### EXERCISE OBJECTIVE:
Scan the data below and give the number of lines that include the word "name", with no other words.

---------- GIVEN INFORMATION

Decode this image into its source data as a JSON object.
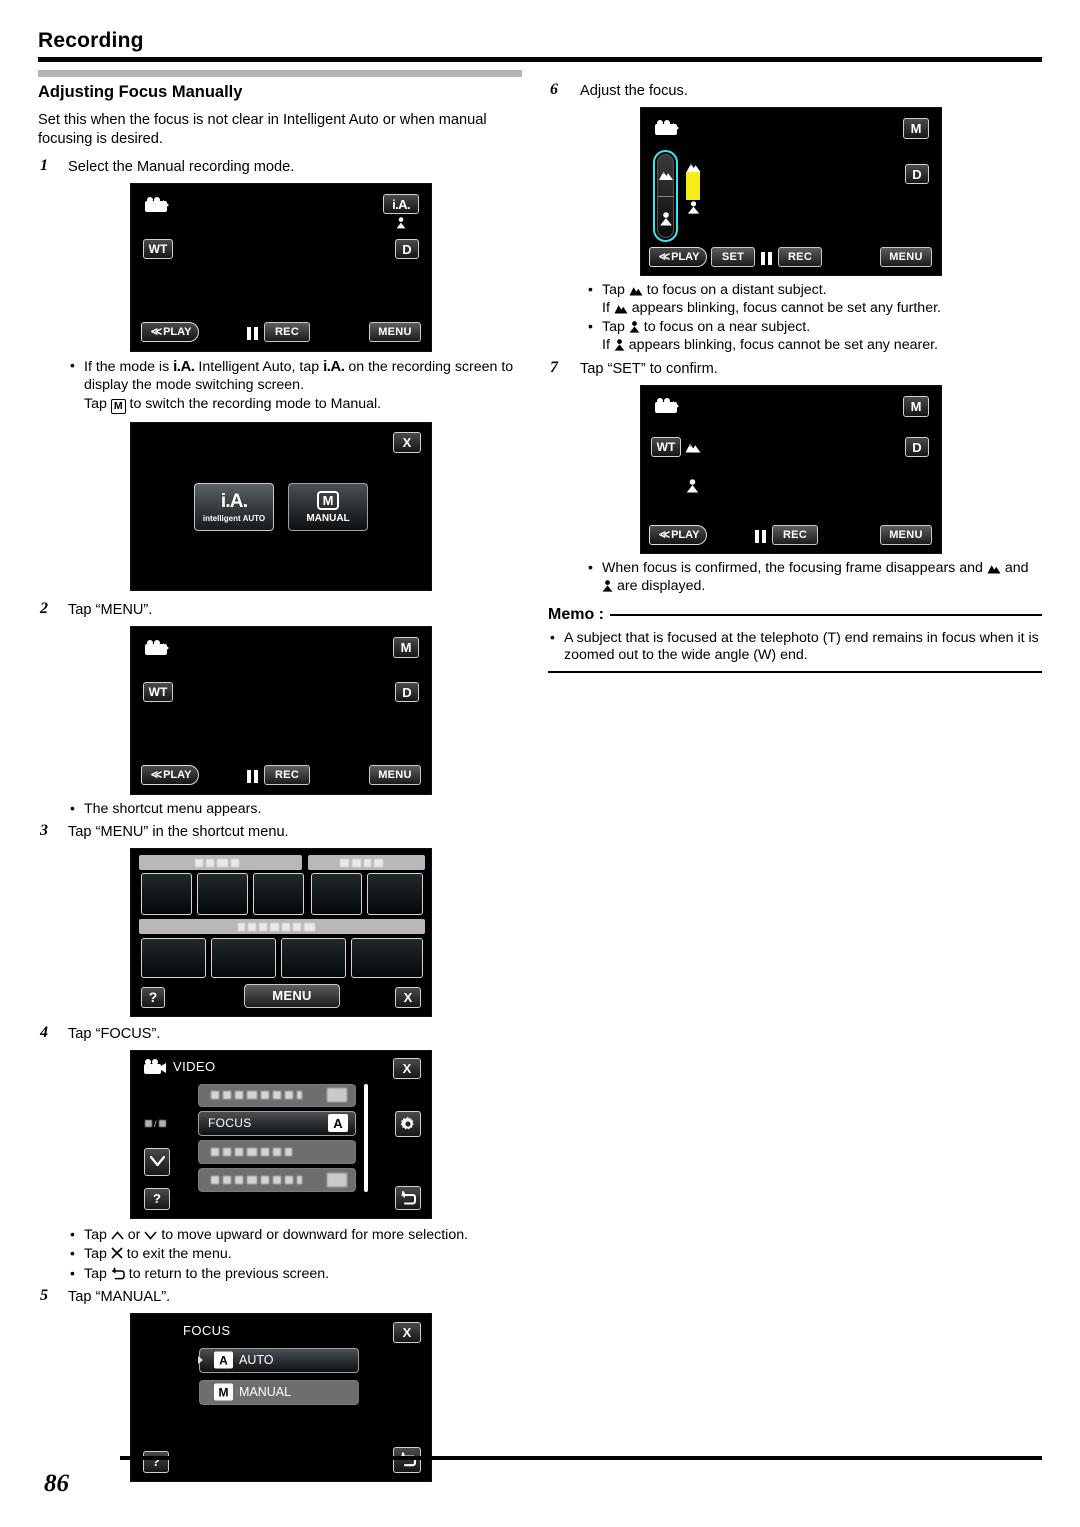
{
  "header": {
    "section": "Recording"
  },
  "page_number": "86",
  "left": {
    "title": "Adjusting Focus Manually",
    "intro": "Set this when the focus is not clear in Intelligent Auto or when manual focusing is desired.",
    "steps": [
      {
        "num": "1",
        "text": "Select the Manual recording mode."
      },
      {
        "num": "2",
        "text": "Tap “MENU”."
      },
      {
        "num": "3",
        "text": "Tap “MENU” in the shortcut menu."
      },
      {
        "num": "4",
        "text": "Tap “FOCUS”."
      },
      {
        "num": "5",
        "text": "Tap “MANUAL”."
      }
    ],
    "note_mode_1a": "If the mode is",
    "note_mode_1b": "Intelligent Auto, tap",
    "note_mode_1c": "on the recording screen to display the mode switching screen.",
    "note_mode_2a": "Tap",
    "note_mode_2b": "to switch the recording mode to Manual.",
    "note_shortcut": "The shortcut menu appears.",
    "bullets_after_focus": [
      {
        "a": "Tap",
        "b": "or",
        "c": "to move upward or downward for more selection."
      },
      {
        "a": "Tap",
        "b": "to exit the menu."
      },
      {
        "a": "Tap",
        "b": "to return to the previous screen."
      }
    ]
  },
  "right": {
    "steps": [
      {
        "num": "6",
        "text": "Adjust the focus."
      },
      {
        "num": "7",
        "text": "Tap “SET” to confirm."
      }
    ],
    "bullets_focus": [
      {
        "pre": "Tap",
        "post": "to focus on a distant subject.",
        "sub_pre": "If",
        "sub_post": "appears blinking, focus cannot be set any further."
      },
      {
        "pre": "Tap",
        "post": "to focus on a near subject.",
        "sub_pre": "If",
        "sub_post": "appears blinking, focus cannot be set any nearer."
      }
    ],
    "bullet_confirm_a": "When focus is confirmed, the focusing frame disappears and",
    "bullet_confirm_b": "and",
    "bullet_confirm_c": "are displayed.",
    "memo_label": "Memo :",
    "memo_text": "A subject that is focused at the telephoto (T) end remains in focus when it is zoomed out to the wide angle (W) end."
  },
  "screens": {
    "rec_ia": {
      "name": "recording-screen-intelligent-auto",
      "mode_tag": "i.A.",
      "zoom_tag": "WT",
      "d_tag": "D",
      "play": "PLAY",
      "rec": "REC",
      "menu": "MENU"
    },
    "mode_switch": {
      "name": "mode-switching-screen",
      "ia_big": "i.A.",
      "ia_sub": "intelligent AUTO",
      "manual_badge": "M",
      "manual_label": "MANUAL",
      "close": "X"
    },
    "rec_manual": {
      "name": "recording-screen-manual",
      "mode_tag": "M",
      "zoom_tag": "WT",
      "d_tag": "D",
      "play": "PLAY",
      "rec": "REC",
      "menu": "MENU"
    },
    "shortcut": {
      "name": "shortcut-menu-screen",
      "menu": "MENU",
      "help": "?",
      "close": "X"
    },
    "video_menu": {
      "name": "video-menu-screen",
      "title": "VIDEO",
      "focus_row": "FOCUS",
      "focus_badge": "A",
      "close": "X",
      "gear": "gear",
      "down": "v",
      "help": "?",
      "back": "back"
    },
    "focus_menu": {
      "name": "focus-setting-screen",
      "title": "FOCUS",
      "auto_badge": "A",
      "auto_label": "AUTO",
      "manual_badge": "M",
      "manual_label": "MANUAL",
      "close": "X",
      "help": "?",
      "back": "back"
    },
    "focus_adjust": {
      "name": "focus-adjust-screen",
      "mode_tag": "M",
      "d_tag": "D",
      "play": "PLAY",
      "set": "SET",
      "rec": "REC",
      "menu": "MENU"
    },
    "focus_confirmed": {
      "name": "focus-confirmed-screen",
      "mode_tag": "M",
      "zoom_tag": "WT",
      "d_tag": "D",
      "play": "PLAY",
      "rec": "REC",
      "menu": "MENU"
    }
  },
  "colors": {
    "slider_highlight": "#35e8f0",
    "slider_bar": "#f5ee16",
    "header_rule": "#000000",
    "section_rule": "#b3b3b3"
  }
}
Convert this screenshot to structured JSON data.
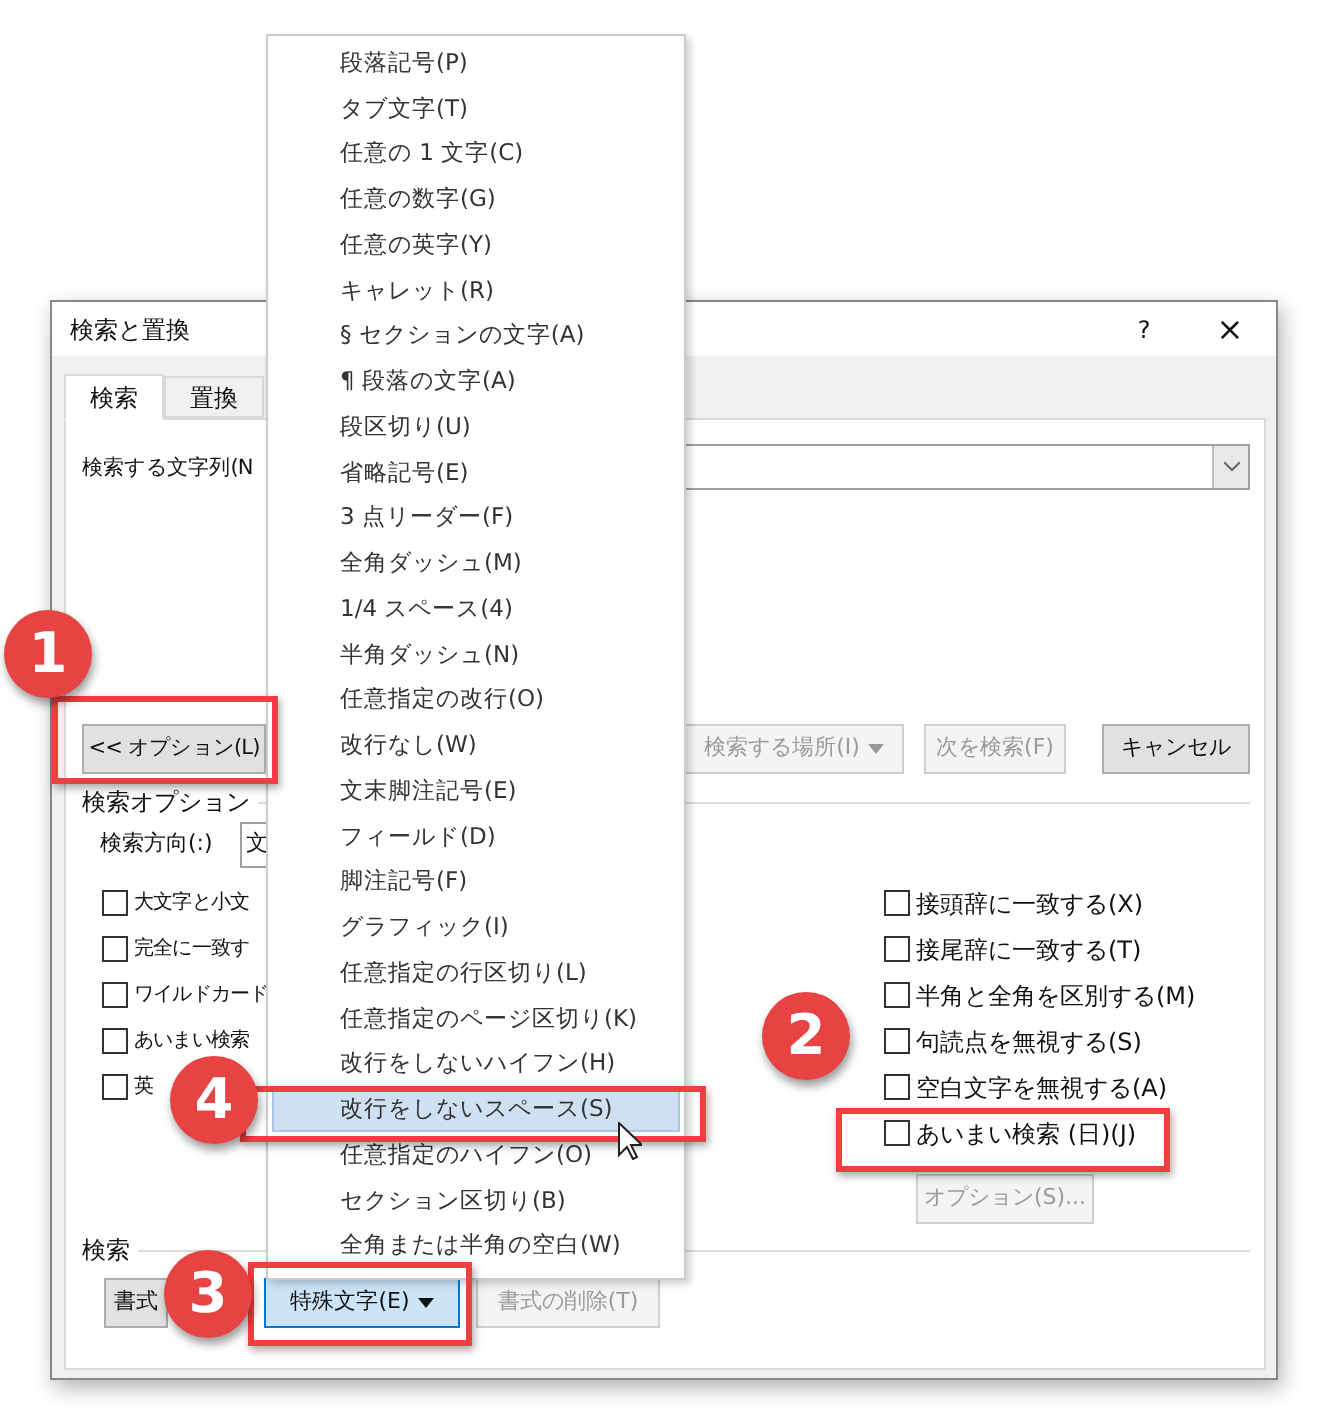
{
  "dialog": {
    "title": "検索と置換",
    "help": "?",
    "close": "×",
    "tabs": [
      {
        "label": "検索",
        "selected": true
      },
      {
        "label": "置換",
        "selected": false
      }
    ],
    "find_label": "検索する文字列(N",
    "options_button": "<< オプション(L)",
    "action_buttons": [
      {
        "label": "検索する場所(I)",
        "dropdown": true,
        "disabled": true
      },
      {
        "label": "次を検索(F)",
        "dropdown": false,
        "disabled": true
      },
      {
        "label": "キャンセル",
        "dropdown": false,
        "disabled": false
      }
    ],
    "options_group": "検索オプション",
    "direction_label": "検索方向(:)",
    "direction_value": "文",
    "left_options": [
      {
        "label": "大文字と小文",
        "checked": false
      },
      {
        "label": "完全に一致す",
        "checked": false
      },
      {
        "label": "ワイルドカード",
        "checked": false
      },
      {
        "label": "あいまい検索",
        "checked": false
      },
      {
        "label": "英",
        "checked": false
      }
    ],
    "right_options": [
      {
        "label": "接頭辞に一致する(X)",
        "checked": false
      },
      {
        "label": "接尾辞に一致する(T)",
        "checked": false
      },
      {
        "label": "半角と全角を区別する(M)",
        "checked": false
      },
      {
        "label": "句読点を無視する(S)",
        "checked": false
      },
      {
        "label": "空白文字を無視する(A)",
        "checked": false
      },
      {
        "label": "あいまい検索 (日)(J)",
        "checked": false
      }
    ],
    "fuzzy_options_button": {
      "label": "オプション(S)...",
      "disabled": true
    },
    "format_group": "検索",
    "bottom_buttons": [
      {
        "label": "書式",
        "dropdown": false,
        "disabled": false,
        "selected": false
      },
      {
        "label": "特殊文字(E)",
        "dropdown": true,
        "disabled": false,
        "selected": true
      },
      {
        "label": "書式の削除(T)",
        "dropdown": false,
        "disabled": true,
        "selected": false
      }
    ]
  },
  "menu": {
    "items": [
      {
        "label": "段落記号(P)",
        "selected": false
      },
      {
        "label": "タブ文字(T)",
        "selected": false
      },
      {
        "label": "任意の 1 文字(C)",
        "selected": false
      },
      {
        "label": "任意の数字(G)",
        "selected": false
      },
      {
        "label": "任意の英字(Y)",
        "selected": false
      },
      {
        "label": "キャレット(R)",
        "selected": false
      },
      {
        "label": "§ セクションの文字(A)",
        "selected": false
      },
      {
        "label": "¶ 段落の文字(A)",
        "selected": false
      },
      {
        "label": "段区切り(U)",
        "selected": false
      },
      {
        "label": "省略記号(E)",
        "selected": false
      },
      {
        "label": "3 点リーダー(F)",
        "selected": false
      },
      {
        "label": "全角ダッシュ(M)",
        "selected": false
      },
      {
        "label": "1/4 スペース(4)",
        "selected": false
      },
      {
        "label": "半角ダッシュ(N)",
        "selected": false
      },
      {
        "label": "任意指定の改行(O)",
        "selected": false
      },
      {
        "label": "改行なし(W)",
        "selected": false
      },
      {
        "label": "文末脚注記号(E)",
        "selected": false
      },
      {
        "label": "フィールド(D)",
        "selected": false
      },
      {
        "label": "脚注記号(F)",
        "selected": false
      },
      {
        "label": "グラフィック(I)",
        "selected": false
      },
      {
        "label": "任意指定の行区切り(L)",
        "selected": false
      },
      {
        "label": "任意指定のページ区切り(K)",
        "selected": false
      },
      {
        "label": "改行をしないハイフン(H)",
        "selected": false
      },
      {
        "label": "改行をしないスペース(S)",
        "selected": true
      },
      {
        "label": "任意指定のハイフン(O)",
        "selected": false
      },
      {
        "label": "セクション区切り(B)",
        "selected": false
      },
      {
        "label": "全角または半角の空白(W)",
        "selected": false
      }
    ]
  },
  "annotations": [
    {
      "number": "1"
    },
    {
      "number": "2"
    },
    {
      "number": "3"
    },
    {
      "number": "4"
    }
  ]
}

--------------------

### RESPONSE BOX:
8